Pastor, mental health advocate Jarrid Wilson dies by apparent suicide, wife reports

Natalie Neysa Alund, Nashville Tennessean

If you or someone you know is considering suicide, please contact the National Suicide Prevention Lifeline at 1-800-273-TALK (8255), text “home” to the Crisis Text Line at 741-741 or go to suicidepreventionlifeline.org.

Pastor Jarrid Wilson, a California church leader, author and mental health advocate, died by apparent suicide Monday night, his wife said.

He was 30.

"My loving, giving, kind-hearted, encouraging, handsome, hilarious, give the shirt of his back husband went to be with Jesus late last night," Juli Wilson posted on Instagram Tuesday. "Suicide doesn’t get the last word. I won’t let it. You always said, “Hope Gets the last word. Jesus gets the last word.”

Suicide prevention: Having a mental health crisis? Dial 988

Wilson is the author of several books, including "Jesus Swagger" and "Love is Oxygen."

In 2016, he and his wife founded Anthem of Hope, a nonprofit that wants to better equip churches to help those with mental health issues like depression, anxiety and self harm.

Wilson also appeared in a 2017 episode of the TLC show "Outdaughtered" where he encouraged a Texas father of six daughters to seek therapy.

Most recently, he was an associate pastor at megachurch Harvest Christian Fellowship in Riverside, California. He joined the church 18 months ago.

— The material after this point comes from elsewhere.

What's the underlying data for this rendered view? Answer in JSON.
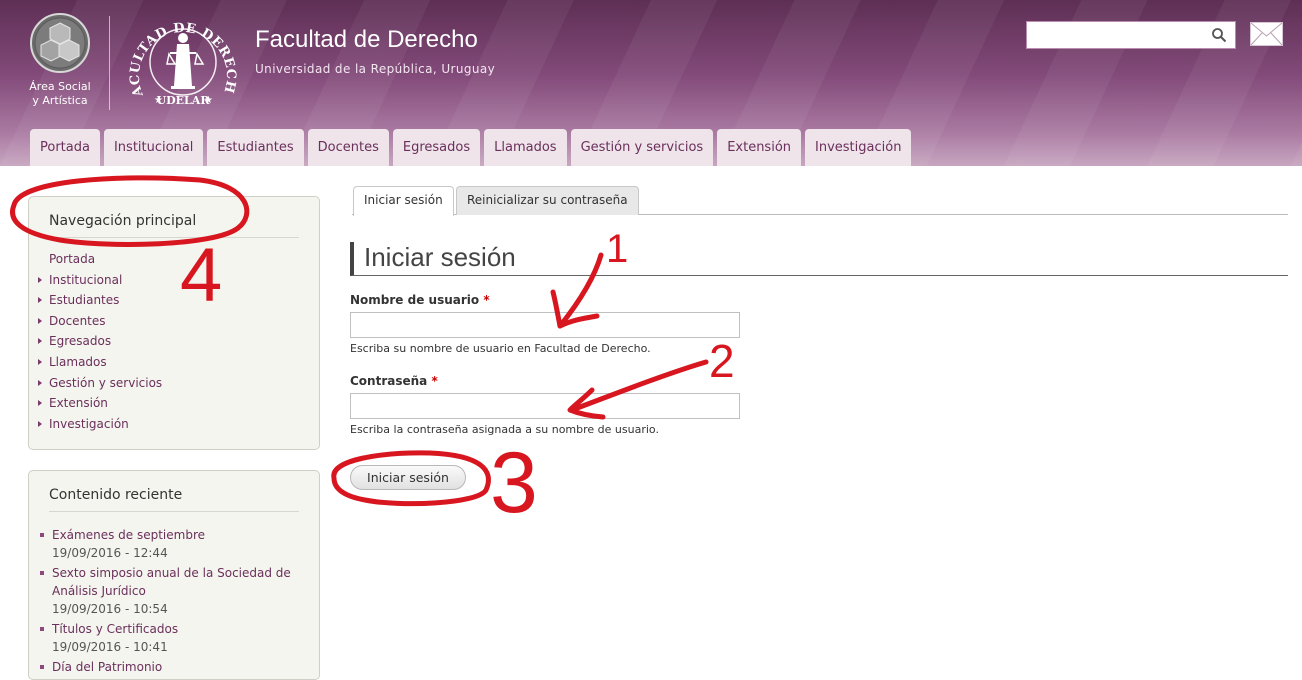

“At a time like this, there are just no words,” Harvest senior pastor Greg Laurie told Christianity Today.

“Sometimes people may think that as pastors or spiritual leaders we are somehow above the pain and struggles of everyday people. We are the ones who are supposed to have all the answers. But we do not,” Laurie said.

Wilson's wife posted a photo tribute of her husband on social media with one shot in the slideshow showing him fishing “in his happy place.” She called her husband “loving, giving, kind-hearted, encouraging, handsome, hilarious.”

“No more pain, my jerry, no more struggle. You are made complete and you are finally free,” she wrote in the caption.

Wilson was open about his own depression, often posting on his social media accounts about his battles with the mental illness.

Before his death, he tweeted, “Loving Jesus doesn’t always cure suicidal thoughts.”

His death came one day before during National Suicide Day (Sept. 10) and about a day after he retweeted this Anthem of Hope tweet:

"Lonely? Depressed? Need someone to talk to? Check out the FREE Anthem of Hope 24/7 chat feature. You don’t have to do this alone!"

Follow Natalie Neysa Alund on Twitter: @nataliealund.

This article originally appeared on Nashville Tennessean: Jarrid Wilson: Suicide apparent in death after mental health tweets